Describing Jamie Woon‘s sound is not an easy task. He stands behind an acoustic guitar but is a far cry from similarly aged singer/songwriter/guitar holders. There’s a lot of soul and electronica, and so if you’re imagining a cross between Sam Smith and Jamie XX you’d be on the right path, but there’s also the feeling that this is how Nile Rodgers might sound if Chic started today. ‘Night Fall’ is atmospheric, the steady hand-clap rhythm interrupted by vocal samples and electronic effects, while Woon’s vocal is the poetic foundation. ‘Sharpness’ throws it back a little more, with a strong sense of R’n’B, like Craig David now he’s cool again, but collaborating with Caribou.
Pharrell Williams‘ jukebox shows have become a staple of festivals over the past few years, appearing at Glastonbury and Wireless among others, and while he has nothing new to promote he’s got enough hits to entertain a crowd. ‘Happy’, ‘Freedom’, ‘Marilyn Monroe’ and ‘Come Get It Bae’ are his only solo tracks, with the rest of the set made up of N*E*R*D (‘She Wants To Move’, Lapdance’), Snoop Dogg (‘Beautiful’, ‘Drop It Like It’s Hot’) and Daft Punk (‘Get Lucky’, ‘Lose Yourself To Dance’) collaborations, amongst others. Unfortunately the majority of the audience are of a (much) older age, so as big as the beats are, the participation from the crowd is minimal.
Not that age should effect energy. Entering the stage with one of his backing vocalists guiding him into the audience’s view, the roars of applause for Stevie Wonder spread across the royal park like a never-ending Mexican Wave. But before he begins his FOUR HOUR set, Stevie takes to the mic to address to crowd: “In this troubled time that we’re living in I want to say that I love you all. I was blessed to be born blind so I can show you everything that you have…”

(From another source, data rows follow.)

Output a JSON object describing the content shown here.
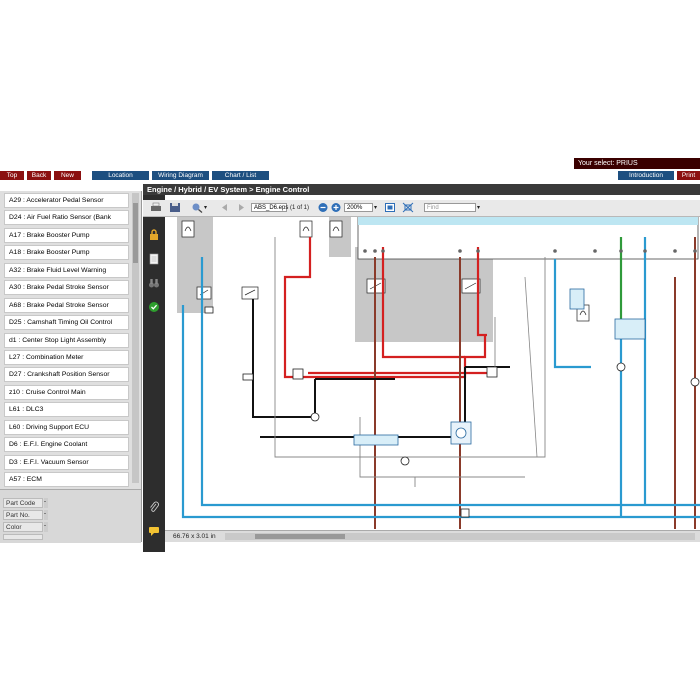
{
  "header": {
    "selection_label": "Your select: PRIUS"
  },
  "nav": {
    "top": "Top",
    "back": "Back",
    "new": "New",
    "location": "Location",
    "wiring_diagram": "Wiring Diagram",
    "chart_list": "Chart / List",
    "introduction": "Introduction",
    "print": "Print"
  },
  "components": [
    "A29 : Accelerator Pedal Sensor",
    "D24 : Air Fuel Ratio Sensor (Bank",
    "A17 : Brake Booster Pump",
    "A18 : Brake Booster Pump",
    "A32 : Brake Fluid Level Warning",
    "A30 : Brake Pedal Stroke Sensor",
    "A68 : Brake Pedal Stroke Sensor",
    "D25 : Camshaft Timing Oil Control",
    "d1 : Center Stop Light Assembly",
    "L27 : Combination Meter",
    "D27 : Crankshaft Position Sensor",
    "z10 : Cruise Control Main",
    "L61 : DLC3",
    "L60 : Driving Support ECU",
    "D6 : E.F.I. Engine Coolant",
    "D3 : E.F.I. Vacuum Sensor",
    "A57 : ECM"
  ],
  "properties": {
    "part_code": "Part Code",
    "part_no": "Part No.",
    "color": "Color",
    "dash": "-"
  },
  "document": {
    "breadcrumb": "Engine / Hybrid / EV System > Engine Control",
    "file_name": "ABS_D6.eps",
    "page_info": "(1 of 1)",
    "zoom": "200%",
    "find_placeholder": "Find",
    "status_size": "66.76 x 3.01 in"
  },
  "colors": {
    "nav_red": "#8b1010",
    "nav_blue": "#1d4f80",
    "wire_red": "#d42020",
    "wire_blue": "#2a9ad0",
    "wire_green": "#2f9a3a",
    "wire_brown": "#8a3a2a",
    "wire_black": "#111111",
    "shade": "#c7c7c7"
  }
}
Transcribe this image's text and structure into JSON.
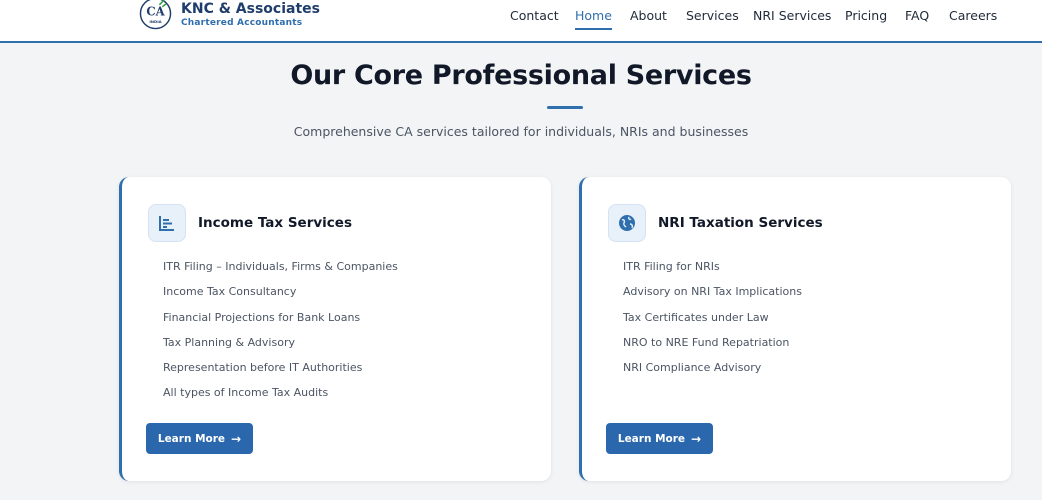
{
  "brand": {
    "logo_text": "CA",
    "logo_sub": "INDIA",
    "name": "KNC & Associates",
    "tagline": "Chartered Accountants"
  },
  "nav": {
    "items": [
      {
        "label": "Contact"
      },
      {
        "label": "Home",
        "active": true
      },
      {
        "label": "About"
      },
      {
        "label": "Services"
      },
      {
        "label": "NRI Services"
      },
      {
        "label": "Pricing"
      },
      {
        "label": "FAQ"
      },
      {
        "label": "Careers"
      }
    ]
  },
  "section": {
    "title": "Our Core Professional Services",
    "subtitle": "Comprehensive CA services tailored for individuals, NRIs and businesses"
  },
  "cards": [
    {
      "icon": "bar-chart-icon",
      "title": "Income Tax Services",
      "items": [
        "ITR Filing – Individuals, Firms & Companies",
        "Income Tax Consultancy",
        "Financial Projections for Bank Loans",
        "Tax Planning & Advisory",
        "Representation before IT Authorities",
        "All types of Income Tax Audits"
      ],
      "button": "Learn More"
    },
    {
      "icon": "globe-icon",
      "title": "NRI Taxation Services",
      "items": [
        "ITR Filing for NRIs",
        "Advisory on NRI Tax Implications",
        "Tax Certificates under Law",
        "NRO to NRE Fund Repatriation",
        "NRI Compliance Advisory"
      ],
      "button": "Learn More"
    }
  ],
  "colors": {
    "accent": "#2f6fae",
    "button": "#2a67ad",
    "background": "#f3f4f6"
  }
}
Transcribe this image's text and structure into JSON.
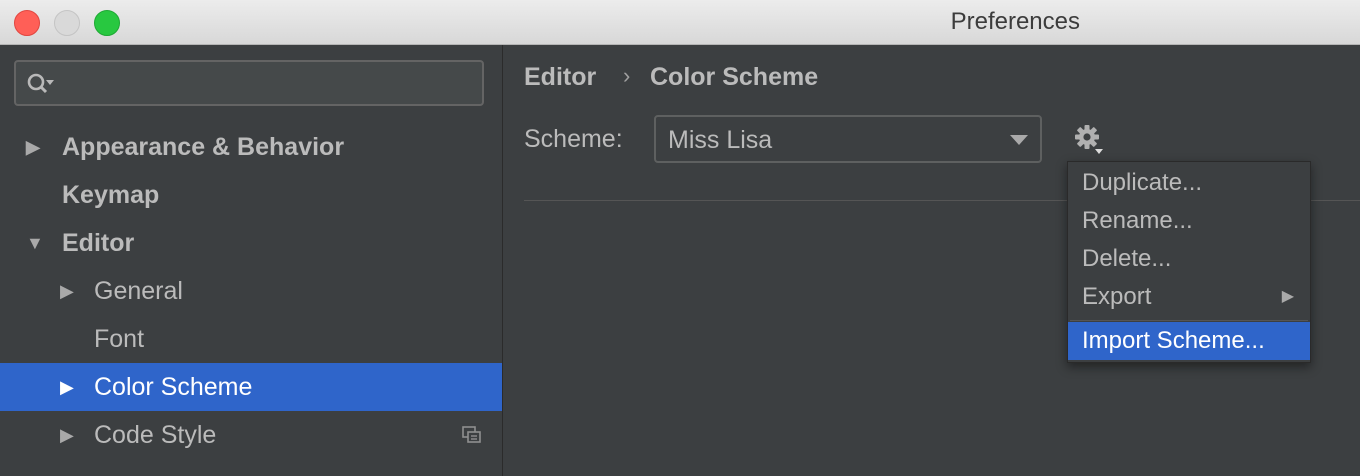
{
  "window": {
    "title": "Preferences"
  },
  "search": {
    "placeholder": ""
  },
  "sidebar": {
    "items": [
      {
        "label": "Appearance & Behavior",
        "expander": "▶"
      },
      {
        "label": "Keymap",
        "expander": ""
      },
      {
        "label": "Editor",
        "expander": "▼"
      },
      {
        "label": "General",
        "expander": "▶"
      },
      {
        "label": "Font",
        "expander": ""
      },
      {
        "label": "Color Scheme",
        "expander": "▶",
        "selected": true
      },
      {
        "label": "Code Style",
        "expander": "▶"
      }
    ]
  },
  "breadcrumb": {
    "parent": "Editor",
    "separator": "›",
    "current": "Color Scheme"
  },
  "scheme": {
    "label": "Scheme:",
    "value": "Miss Lisa"
  },
  "menu": {
    "items": [
      {
        "label": "Duplicate..."
      },
      {
        "label": "Rename..."
      },
      {
        "label": "Delete..."
      },
      {
        "label": "Export",
        "submenu_arrow": "▶"
      },
      {
        "label": "Import Scheme...",
        "highlighted": true
      }
    ]
  },
  "colors": {
    "selection": "#2f65ca",
    "background": "#3c3f41",
    "text": "#bbbbbb"
  }
}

It’s a powerful opening, but Songs In The Key Of Life is a powerful journey through issues that are just as relevant as when it was released 40 years ago. Playing an album in full is a risky move in itself (a track list is a very different energy to a set list) and a double album even more so: Seeing Michelangelo carve David’s face or his bits and pieces might be entertaining in between a few favourite bits from the Sistine Chapel ceiling, but to see it through from start to finish wouldn’t be quite as gripping.
‘Love’s In Need Of Love Today’, ‘Have A Talk With God’ and ‘Village Ghetto Land’ switch from gospel to R’n’B to orchestration, with the awe of his vocal and the band’s (including a string section) ability to recreate the album an incredible start, while ‘Sir Duke’ and ‘I Wish’ are the hits those who didn’t do their research require. The downside, however, comes when the tracks are extended, turning a double album into a quadruple-length collection. A section that sees his array of backing vocalists taking a turn in the spotlight is slightly more un-welcomed – nobody wants to speak to the man who washed Michelangelo’s tools.
Thankfully, Wonder’s between track speeches bring the audience back on side, with a cockney impression given an airing a fair few times. And if they needed a reason to love him even more, the tears that stream down his face during ‘Joy Inside My Tears’ do just that. “We did it!” he declares as the Songs In The Key Of Life section comes to an end, before announcing to the audience that he is no longer Stevie Wonder and should be referred to as DJ Tik Tik Boom (who DJs, focusing on Prince numbers).
With just 20 minutes left, ‘Superstition’ and a couple of other snippets are brought out of the bag, and with that his first UK, non-festival gig in a good few years come to a close. It may have not have been the Greatest Hits show some had assumed it would be, but it wasn’t any old gig either; this was a masterclass, a lesson in life and a piece of history relived, all rolled into one.